GCC-Based Doctor Booking Platform Meddy Gets Acquired By Nigeria-Based Healthtech Startup Helium Health
With the transaction, Helium Health will deploy its technology and healthcare financial solutions across the MENA region.
Launched in 2015 by Haris Aghadi, Meddy has served more than 150 private clients in the UAE and Qatar and facilitated over 200,000 doctor appointments, while enabling healthcare providers to generate approximately US$130 million in billings. It had also raised $1.8 million in a Series A round, with participation from 212 Capital, Qatar Science & Technology Park, Kasamar Holdings, healthtech angel investor Dharmendra Ghai, Innoway and others.
The acquisition is part of Helium Health’s expansion plan. Founded by Adegoke Olubusi, Dimeji Sofowora and Tito Ovia in 2016, the healthtech startup provides a suite of services for its healthcare clients, including an electronic medical records solution, a billing and payment solution and a collateral-free loan product. With a presence in six African companies, the startup helps over 5,000 health professionals and serves around 165,000 patients monthly.

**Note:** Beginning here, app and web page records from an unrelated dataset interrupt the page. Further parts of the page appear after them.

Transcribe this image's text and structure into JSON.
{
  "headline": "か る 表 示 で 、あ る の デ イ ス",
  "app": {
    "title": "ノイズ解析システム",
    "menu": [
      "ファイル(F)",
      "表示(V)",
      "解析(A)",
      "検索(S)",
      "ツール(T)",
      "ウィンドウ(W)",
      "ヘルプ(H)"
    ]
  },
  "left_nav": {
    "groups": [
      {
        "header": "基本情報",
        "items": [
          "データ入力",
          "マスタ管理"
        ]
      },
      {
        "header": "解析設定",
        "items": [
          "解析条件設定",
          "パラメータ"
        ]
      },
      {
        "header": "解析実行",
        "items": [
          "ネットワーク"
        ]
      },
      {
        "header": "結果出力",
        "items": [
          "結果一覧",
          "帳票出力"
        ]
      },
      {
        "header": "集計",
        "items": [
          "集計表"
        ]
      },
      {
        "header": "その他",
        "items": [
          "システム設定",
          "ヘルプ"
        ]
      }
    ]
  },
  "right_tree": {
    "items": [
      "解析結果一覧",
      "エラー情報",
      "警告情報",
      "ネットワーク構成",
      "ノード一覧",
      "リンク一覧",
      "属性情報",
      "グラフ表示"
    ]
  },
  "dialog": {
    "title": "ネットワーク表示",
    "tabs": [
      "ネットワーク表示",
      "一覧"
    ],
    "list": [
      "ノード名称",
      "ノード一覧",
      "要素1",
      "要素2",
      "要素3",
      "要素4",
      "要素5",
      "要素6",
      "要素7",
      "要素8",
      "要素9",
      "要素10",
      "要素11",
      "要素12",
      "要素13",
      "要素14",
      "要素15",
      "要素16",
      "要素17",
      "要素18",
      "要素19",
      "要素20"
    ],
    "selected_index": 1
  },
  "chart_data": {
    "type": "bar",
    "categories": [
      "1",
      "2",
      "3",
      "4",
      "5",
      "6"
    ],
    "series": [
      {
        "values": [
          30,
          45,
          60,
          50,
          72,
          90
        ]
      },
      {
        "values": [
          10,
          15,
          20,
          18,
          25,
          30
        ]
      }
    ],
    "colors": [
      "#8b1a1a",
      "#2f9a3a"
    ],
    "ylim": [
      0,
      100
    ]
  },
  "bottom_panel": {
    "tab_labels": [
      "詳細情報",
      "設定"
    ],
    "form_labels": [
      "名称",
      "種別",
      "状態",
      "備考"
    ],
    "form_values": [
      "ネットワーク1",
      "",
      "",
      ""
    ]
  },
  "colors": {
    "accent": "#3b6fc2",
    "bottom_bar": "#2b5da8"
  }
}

With the transaction, Helium Health will deploy its technology and healthcare financial solutions across the GCC region. In addition, Meddy’s co-founder and CEO Aghadi, as well as COO Abed Alkarim Khattab, will join Helium Health’s leadership and play crucial roles in Helium Health's execution of its GCC strategy and operations. Meddy will also now be known as Helium Doc.
Aghadi, co-founder and CEO of Meddy, explains how Helium Health’s offering presents an opportunity to some of Meddy’s customers who have faced issues with Electronic Medical Records (EMR): “We were always looking for ways to enhance our product line to provide solutions to solve those problems faced by healthcare providers. By combining forces, we will be able to do that.” He adds, “With this acquisition, Meddy will combine its B2C and marketing solutions product line with Helium Health’s clinical solutions- making it the one-stop place for providers to get digital solutions.”
It’s also marked as a win as partnerships in the tech ecosystem between West African startups and Middle Eastern startups are uncommon. According to a report by TechCrunch, Adegoke Olubusi, CEO of Helium Health, notes that the Helium Health and Meddy teams share similarities in operations, technology execution, culture and market price points, making it easy for both companies to close the deal in less than four months. “Beyond the actual product and market opportunity, what made this possible was really the composition of the team, how well they executed the fact that they share a DNA and culture that’s very similar to ours,” says Olubusi
After joining forces, the two entities will now be combining Meddy’s marketing solutions with Helium’s clinical solutions to offer a comprehensive product suite and support healthcare providers in the Middle East and Africa. Aghadi concludes, “We aim for our products to potentially touch the lives of hundreds of millions of people in GCC, Africa, and the greater MENA region. This will scale up our impact by a factor of 20-30 times.”
‘TREP TALK ME: Haris Aghadi, co-founder and CEO, Meddy
How was the process? What has been your experience negotiating this deal during the COVID-19 pandemic?
“We had a great experience working with Helium and their M&A advisory team Chrysalis Capital. The pandemic didn’t affect the deal in an adverse way. It actually helped because the lockdowns catalyzed many healthcare providers to adopt our telemedicine product. They realized they needed to enhance their entire digital infrastructure to provide a better patient experience- to retain them. This drastically increased our market opportunity and pushed us to enhance our product line- which led to our joining forces with Helium.”
What is your advice to entrepreneurs considering the acquisition path? How can entrepreneurs judge if an exit opportunity is advantageous for their startup?
“It is difficult to give general advice regarding M&A, as it’s very contextual and highly nuanced. I can share some questions that my team, the board and I deliberated on that could be applicable to other startups: How does joining forces enhance your mission? Do the companies have complementary product lines? Does this increase your TAM and does it give you an edge to capture a bigger share of the market? Can the teams mesh together? What’s the culture like? Can both companies accelerate their growth by joining forces? Since healthcare is broad and highly interconnected it’s imperative to cover as many stakeholders across the healthcare value chain as possible. Does the alliance help us connect with more stakeholders?”